DMD and laser exposure modules are compared with respect to the formation of a single pixel on the photoconductor. Toner development is assumed to neutralize the normal component of the electric field above the photoconductor at the location of the toner about to be developed. This field is produced by bias voltages, the single pixel latent image, and toner already developed. Care is taken in predicting development of the second layer of toner to assume that the latent image is on the surface of the photoconductor and the first layer of toner is above the surface of the photoconductor. The predicted toner development is in accord with the experimental data. The analysis shows that the normal component of the electric field for single pixel development produced by a 600 dpi DMD exposure module is stronger than the corresponding field of an 85 μm wide Gaussian pixel produced by a laser exposure module.
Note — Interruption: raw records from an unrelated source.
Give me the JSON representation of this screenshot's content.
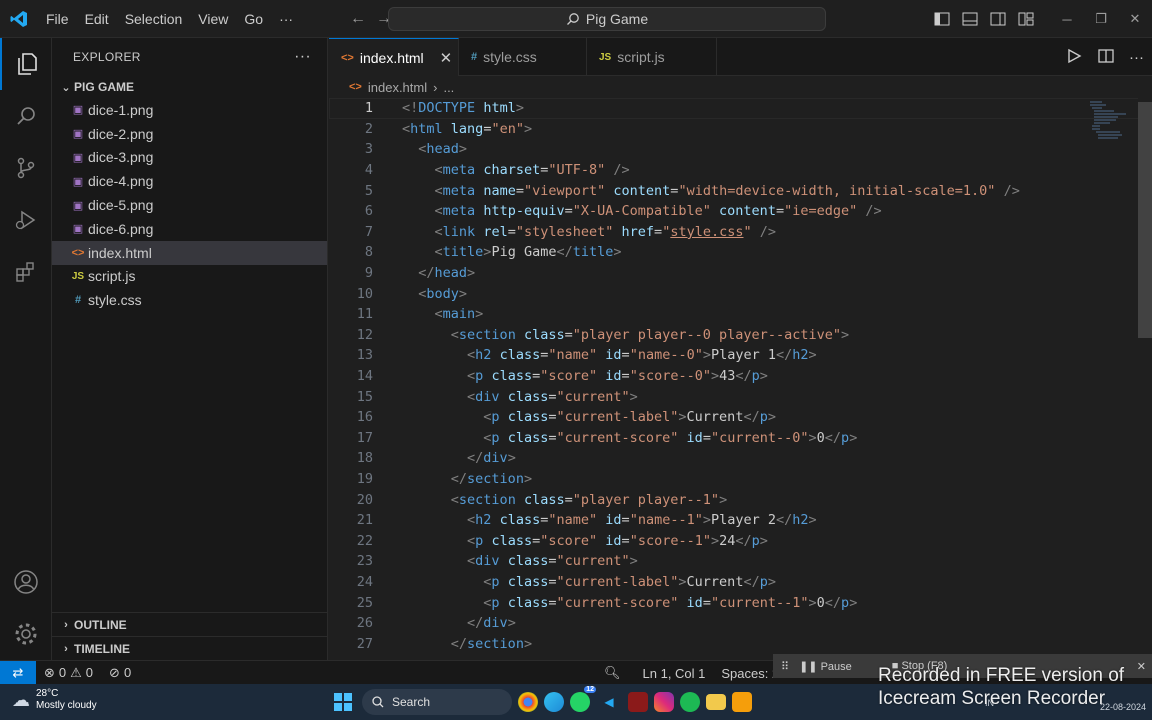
{
  "window": {
    "search_text": "Pig Game"
  },
  "menu": [
    "File",
    "Edit",
    "Selection",
    "View",
    "Go",
    "···"
  ],
  "sidebar": {
    "header": "EXPLORER",
    "folder": "PIG GAME",
    "files": [
      {
        "name": "dice-1.png",
        "type": "img"
      },
      {
        "name": "dice-2.png",
        "type": "img"
      },
      {
        "name": "dice-3.png",
        "type": "img"
      },
      {
        "name": "dice-4.png",
        "type": "img"
      },
      {
        "name": "dice-5.png",
        "type": "img"
      },
      {
        "name": "dice-6.png",
        "type": "img"
      },
      {
        "name": "index.html",
        "type": "html"
      },
      {
        "name": "script.js",
        "type": "js"
      },
      {
        "name": "style.css",
        "type": "css"
      }
    ],
    "outline": "OUTLINE",
    "timeline": "TIMELINE"
  },
  "tabs": [
    {
      "label": "index.html",
      "icon": "<>",
      "active": true
    },
    {
      "label": "style.css",
      "icon": "#",
      "active": false
    },
    {
      "label": "script.js",
      "icon": "JS",
      "active": false
    }
  ],
  "breadcrumb": {
    "file": "index.html",
    "more": "..."
  },
  "code_lines": [
    {
      "n": "1",
      "html": "<span class='t-br'>&lt;!</span><span class='t-tag'>DOCTYPE</span> <span class='t-attr'>html</span><span class='t-br'>&gt;</span>"
    },
    {
      "n": "2",
      "html": "<span class='t-br'>&lt;</span><span class='t-tag'>html</span> <span class='t-attr'>lang</span>=<span class='t-str'>\"en\"</span><span class='t-br'>&gt;</span>"
    },
    {
      "n": "3",
      "html": "  <span class='t-br'>&lt;</span><span class='t-tag'>head</span><span class='t-br'>&gt;</span>"
    },
    {
      "n": "4",
      "html": "    <span class='t-br'>&lt;</span><span class='t-tag'>meta</span> <span class='t-attr'>charset</span>=<span class='t-str'>\"UTF-8\"</span> <span class='t-br'>/&gt;</span>"
    },
    {
      "n": "5",
      "html": "    <span class='t-br'>&lt;</span><span class='t-tag'>meta</span> <span class='t-attr'>name</span>=<span class='t-str'>\"viewport\"</span> <span class='t-attr'>content</span>=<span class='t-str'>\"width=device-width, initial-scale=1.0\"</span> <span class='t-br'>/&gt;</span>"
    },
    {
      "n": "6",
      "html": "    <span class='t-br'>&lt;</span><span class='t-tag'>meta</span> <span class='t-attr'>http-equiv</span>=<span class='t-str'>\"X-UA-Compatible\"</span> <span class='t-attr'>content</span>=<span class='t-str'>\"ie=edge\"</span> <span class='t-br'>/&gt;</span>"
    },
    {
      "n": "7",
      "html": "    <span class='t-br'>&lt;</span><span class='t-tag'>link</span> <span class='t-attr'>rel</span>=<span class='t-str'>\"stylesheet\"</span> <span class='t-attr'>href</span>=<span class='t-str'>\"<span class='t-link'>style.css</span>\"</span> <span class='t-br'>/&gt;</span>"
    },
    {
      "n": "8",
      "html": "    <span class='t-br'>&lt;</span><span class='t-tag'>title</span><span class='t-br'>&gt;</span><span class='t-txt'>Pig Game</span><span class='t-br'>&lt;/</span><span class='t-tag'>title</span><span class='t-br'>&gt;</span>"
    },
    {
      "n": "9",
      "html": "  <span class='t-br'>&lt;/</span><span class='t-tag'>head</span><span class='t-br'>&gt;</span>"
    },
    {
      "n": "10",
      "html": "  <span class='t-br'>&lt;</span><span class='t-tag'>body</span><span class='t-br'>&gt;</span>"
    },
    {
      "n": "11",
      "html": "    <span class='t-br'>&lt;</span><span class='t-tag'>main</span><span class='t-br'>&gt;</span>"
    },
    {
      "n": "12",
      "html": "      <span class='t-br'>&lt;</span><span class='t-tag'>section</span> <span class='t-attr'>class</span>=<span class='t-str'>\"player player--0 player--active\"</span><span class='t-br'>&gt;</span>"
    },
    {
      "n": "13",
      "html": "        <span class='t-br'>&lt;</span><span class='t-tag'>h2</span> <span class='t-attr'>class</span>=<span class='t-str'>\"name\"</span> <span class='t-attr'>id</span>=<span class='t-str'>\"name--0\"</span><span class='t-br'>&gt;</span><span class='t-txt'>Player 1</span><span class='t-br'>&lt;/</span><span class='t-tag'>h2</span><span class='t-br'>&gt;</span>"
    },
    {
      "n": "14",
      "html": "        <span class='t-br'>&lt;</span><span class='t-tag'>p</span> <span class='t-attr'>class</span>=<span class='t-str'>\"score\"</span> <span class='t-attr'>id</span>=<span class='t-str'>\"score--0\"</span><span class='t-br'>&gt;</span><span class='t-txt'>43</span><span class='t-br'>&lt;/</span><span class='t-tag'>p</span><span class='t-br'>&gt;</span>"
    },
    {
      "n": "15",
      "html": "        <span class='t-br'>&lt;</span><span class='t-tag'>div</span> <span class='t-attr'>class</span>=<span class='t-str'>\"current\"</span><span class='t-br'>&gt;</span>"
    },
    {
      "n": "16",
      "html": "          <span class='t-br'>&lt;</span><span class='t-tag'>p</span> <span class='t-attr'>class</span>=<span class='t-str'>\"current-label\"</span><span class='t-br'>&gt;</span><span class='t-txt'>Current</span><span class='t-br'>&lt;/</span><span class='t-tag'>p</span><span class='t-br'>&gt;</span>"
    },
    {
      "n": "17",
      "html": "          <span class='t-br'>&lt;</span><span class='t-tag'>p</span> <span class='t-attr'>class</span>=<span class='t-str'>\"current-score\"</span> <span class='t-attr'>id</span>=<span class='t-str'>\"current--0\"</span><span class='t-br'>&gt;</span><span class='t-txt'>0</span><span class='t-br'>&lt;/</span><span class='t-tag'>p</span><span class='t-br'>&gt;</span>"
    },
    {
      "n": "18",
      "html": "        <span class='t-br'>&lt;/</span><span class='t-tag'>div</span><span class='t-br'>&gt;</span>"
    },
    {
      "n": "19",
      "html": "      <span class='t-br'>&lt;/</span><span class='t-tag'>section</span><span class='t-br'>&gt;</span>"
    },
    {
      "n": "20",
      "html": "      <span class='t-br'>&lt;</span><span class='t-tag'>section</span> <span class='t-attr'>class</span>=<span class='t-str'>\"player player--1\"</span><span class='t-br'>&gt;</span>"
    },
    {
      "n": "21",
      "html": "        <span class='t-br'>&lt;</span><span class='t-tag'>h2</span> <span class='t-attr'>class</span>=<span class='t-str'>\"name\"</span> <span class='t-attr'>id</span>=<span class='t-str'>\"name--1\"</span><span class='t-br'>&gt;</span><span class='t-txt'>Player 2</span><span class='t-br'>&lt;/</span><span class='t-tag'>h2</span><span class='t-br'>&gt;</span>"
    },
    {
      "n": "22",
      "html": "        <span class='t-br'>&lt;</span><span class='t-tag'>p</span> <span class='t-attr'>class</span>=<span class='t-str'>\"score\"</span> <span class='t-attr'>id</span>=<span class='t-str'>\"score--1\"</span><span class='t-br'>&gt;</span><span class='t-txt'>24</span><span class='t-br'>&lt;/</span><span class='t-tag'>p</span><span class='t-br'>&gt;</span>"
    },
    {
      "n": "23",
      "html": "        <span class='t-br'>&lt;</span><span class='t-tag'>div</span> <span class='t-attr'>class</span>=<span class='t-str'>\"current\"</span><span class='t-br'>&gt;</span>"
    },
    {
      "n": "24",
      "html": "          <span class='t-br'>&lt;</span><span class='t-tag'>p</span> <span class='t-attr'>class</span>=<span class='t-str'>\"current-label\"</span><span class='t-br'>&gt;</span><span class='t-txt'>Current</span><span class='t-br'>&lt;/</span><span class='t-tag'>p</span><span class='t-br'>&gt;</span>"
    },
    {
      "n": "25",
      "html": "          <span class='t-br'>&lt;</span><span class='t-tag'>p</span> <span class='t-attr'>class</span>=<span class='t-str'>\"current-score\"</span> <span class='t-attr'>id</span>=<span class='t-str'>\"current--1\"</span><span class='t-br'>&gt;</span><span class='t-txt'>0</span><span class='t-br'>&lt;/</span><span class='t-tag'>p</span><span class='t-br'>&gt;</span>"
    },
    {
      "n": "26",
      "html": "        <span class='t-br'>&lt;/</span><span class='t-tag'>div</span><span class='t-br'>&gt;</span>"
    },
    {
      "n": "27",
      "html": "      <span class='t-br'>&lt;/</span><span class='t-tag'>section</span><span class='t-br'>&gt;</span>"
    }
  ],
  "statusbar": {
    "errors": "0",
    "warnings": "0",
    "ports": "0",
    "position": "Ln 1, Col 1",
    "spaces": "Spaces: 2"
  },
  "recorder": {
    "pause": "Pause",
    "stop": "Stop (F8)"
  },
  "taskbar": {
    "temp": "28°C",
    "weather": "Mostly cloudy",
    "search": "Search",
    "badge": "12",
    "lang": "IN",
    "date": "22-08-2024"
  },
  "watermark": "Recorded in FREE version of Icecream Screen Recorder",
  "colors": {
    "accent": "#0078d4",
    "tag": "#569cd6",
    "attr": "#9cdcfe",
    "string": "#ce9178"
  }
}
Therefore, toner development resulting from the DMD exposure module is more stable, smaller, and more compact on the photoconductor than the toner developed image produced by the corresponding laser exposure module. Comparing theory with experimental data where the exposure of the photoconductor by the DMD exposure module is varied, suggests that toner development only begins after a threshold electric field is reached. Justification for a threshold behavior is given.
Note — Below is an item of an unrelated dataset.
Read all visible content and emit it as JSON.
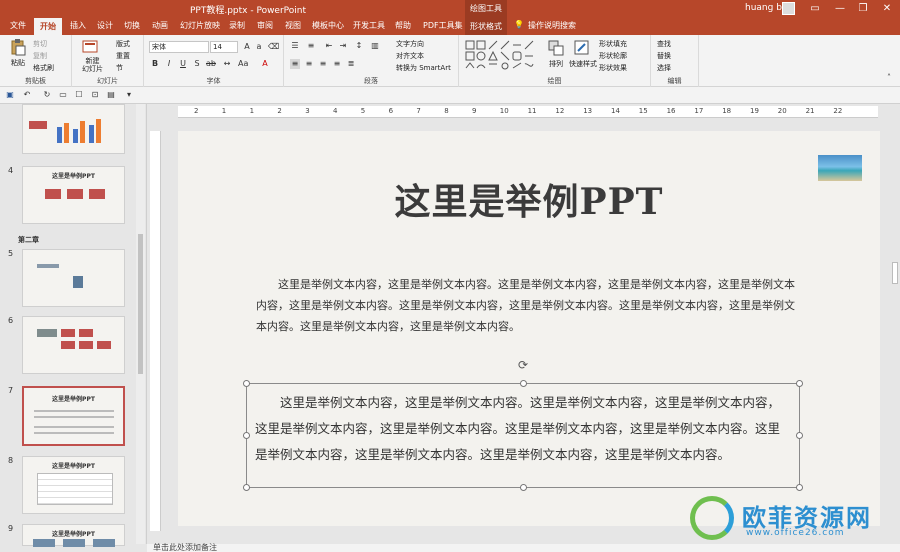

John B. Allen, Albert B. S. Coit, "Comparison of the Single Pixel Development of DMD (Digital Micromirror Device) and Laser Exposure Modules in Electrophotographic Printing" in Journal of Imaging Science and Technology, 1999, pp 309 - 319, https://doi.org/10.2352/J.ImagingSci.Technol.1999.43.4.art00001